On Sun, Sep 08, 2013 at 02:41:35PM -0700, Guido van Rossum wrote:
On Sun, Sep 8, 2013 at 1:48 PM, Oscar Benjamin firstname.lastname@example.org wrote:
The most obvious alternative that isn't explicitly mentioned in the PEP is to accept either:
def correlation(x, y=None): if y is None: xs =  ys =  for x, y in x: xs.append(x) ys.append(y) else: xs = list(x) ys = list(y) assert len(xs) == len(ys) # In reality a helper function does the above. # Now compute stuff
This avoids any unnecessary conversions and is as convenient as possible for all users at the expense of having a slightly more complicated API.
The PEP does mention that, as "some combination of the above".
The PEP also mentions that the decision of what API to use for multivariate stats is deferred until 3.5, so there's plenty of time for people to bike-shed this :-)
I don't think this is really more convenient -- it is more to learn, and can cause surprises (e.g. when a user is only familiar with one format and then sees an example using the other format, they may be unable to understand the example).
The one argument I *haven't* heard yet which *might* sway me would be something along the line "every other statistics package that users might be familiar with does it this way" or "all the statistics textbooks do it this way". (Because, frankly, when it comes to statistics I'm a rank amateur and I really want Steven's new module to educate me as much as help me compute specific statistical functions.)
I don't think that there is one common API for multivariate stats packages. It partially depends on whether the package is aimed at basic use or advanced use. I haven't done a systematic comparison of the most common, but here are a few examples:
- The Casio Classpad graphing calculator has a spreadsheet-like interface, which I consider equivalent to func(xdata, ydata).
- The HP-48G series of calculators uses a fixed global variable holding a matrix, and a second global variable specifying which columns to use.
- The R "cor" (correlation coefficient) function takes either a pair of vectors (lists), and calculates a single value, or a matrix, in which case it calculates the correlation matrix.
- numpy.corrcoeff takes one or two array arguments, and a third argument specifying whether to treat rows or columns as variables, and like R returns either a single value or the correlation matrix.
- Minitab expects two seperate vector arguments, and returns the correlation coefficient between them.

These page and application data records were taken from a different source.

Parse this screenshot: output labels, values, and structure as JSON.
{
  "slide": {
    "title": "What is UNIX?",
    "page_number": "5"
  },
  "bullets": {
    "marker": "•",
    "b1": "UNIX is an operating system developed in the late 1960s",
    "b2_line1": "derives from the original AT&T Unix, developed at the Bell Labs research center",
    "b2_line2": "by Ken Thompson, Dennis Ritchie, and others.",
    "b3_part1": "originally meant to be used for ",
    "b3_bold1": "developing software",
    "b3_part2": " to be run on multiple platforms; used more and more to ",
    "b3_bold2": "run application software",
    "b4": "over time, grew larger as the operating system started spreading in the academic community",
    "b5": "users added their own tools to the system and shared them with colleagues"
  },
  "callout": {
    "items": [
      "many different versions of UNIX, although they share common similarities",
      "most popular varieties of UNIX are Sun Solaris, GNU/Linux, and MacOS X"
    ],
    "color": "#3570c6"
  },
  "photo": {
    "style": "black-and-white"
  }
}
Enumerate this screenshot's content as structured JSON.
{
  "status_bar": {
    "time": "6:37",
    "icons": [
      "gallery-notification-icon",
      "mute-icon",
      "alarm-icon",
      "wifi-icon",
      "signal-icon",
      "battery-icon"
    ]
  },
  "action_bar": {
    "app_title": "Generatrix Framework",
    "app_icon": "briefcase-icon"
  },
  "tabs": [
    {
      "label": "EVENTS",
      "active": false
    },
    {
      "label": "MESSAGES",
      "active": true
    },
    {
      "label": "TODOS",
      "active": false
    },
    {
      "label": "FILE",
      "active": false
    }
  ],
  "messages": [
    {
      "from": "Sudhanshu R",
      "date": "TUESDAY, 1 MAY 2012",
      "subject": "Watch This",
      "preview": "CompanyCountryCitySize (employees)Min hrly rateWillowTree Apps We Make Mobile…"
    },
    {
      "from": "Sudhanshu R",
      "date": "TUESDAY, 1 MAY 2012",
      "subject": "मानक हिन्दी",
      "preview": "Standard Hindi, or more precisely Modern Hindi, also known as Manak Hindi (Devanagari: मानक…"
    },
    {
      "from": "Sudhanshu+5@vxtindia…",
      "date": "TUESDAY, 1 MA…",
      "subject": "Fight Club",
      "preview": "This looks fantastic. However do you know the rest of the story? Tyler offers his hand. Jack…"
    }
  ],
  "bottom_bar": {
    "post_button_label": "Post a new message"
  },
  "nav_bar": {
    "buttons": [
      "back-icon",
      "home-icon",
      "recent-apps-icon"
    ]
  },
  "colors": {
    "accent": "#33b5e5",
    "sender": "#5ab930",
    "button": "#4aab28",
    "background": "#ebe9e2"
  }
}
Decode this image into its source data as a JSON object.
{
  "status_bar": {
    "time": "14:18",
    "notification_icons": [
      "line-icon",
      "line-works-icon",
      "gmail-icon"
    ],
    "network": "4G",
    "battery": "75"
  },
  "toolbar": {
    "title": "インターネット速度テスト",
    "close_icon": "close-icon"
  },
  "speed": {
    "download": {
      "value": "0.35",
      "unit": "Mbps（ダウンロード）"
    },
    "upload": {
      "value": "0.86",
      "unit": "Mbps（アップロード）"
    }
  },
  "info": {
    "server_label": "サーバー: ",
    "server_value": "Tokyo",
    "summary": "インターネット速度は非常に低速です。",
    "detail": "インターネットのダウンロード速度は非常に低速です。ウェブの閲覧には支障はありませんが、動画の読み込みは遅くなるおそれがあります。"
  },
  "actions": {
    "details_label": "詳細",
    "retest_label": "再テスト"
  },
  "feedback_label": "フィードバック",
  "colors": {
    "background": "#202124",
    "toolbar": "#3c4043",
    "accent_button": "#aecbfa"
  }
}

- If I'm reading the below page correctly, the SAS corr procedure takes anything up to 27 arguments.
I don't suggest we follow that API :-)
Quite frankly, I consider the majority of stats APIs to be confusing with a steep learning curve.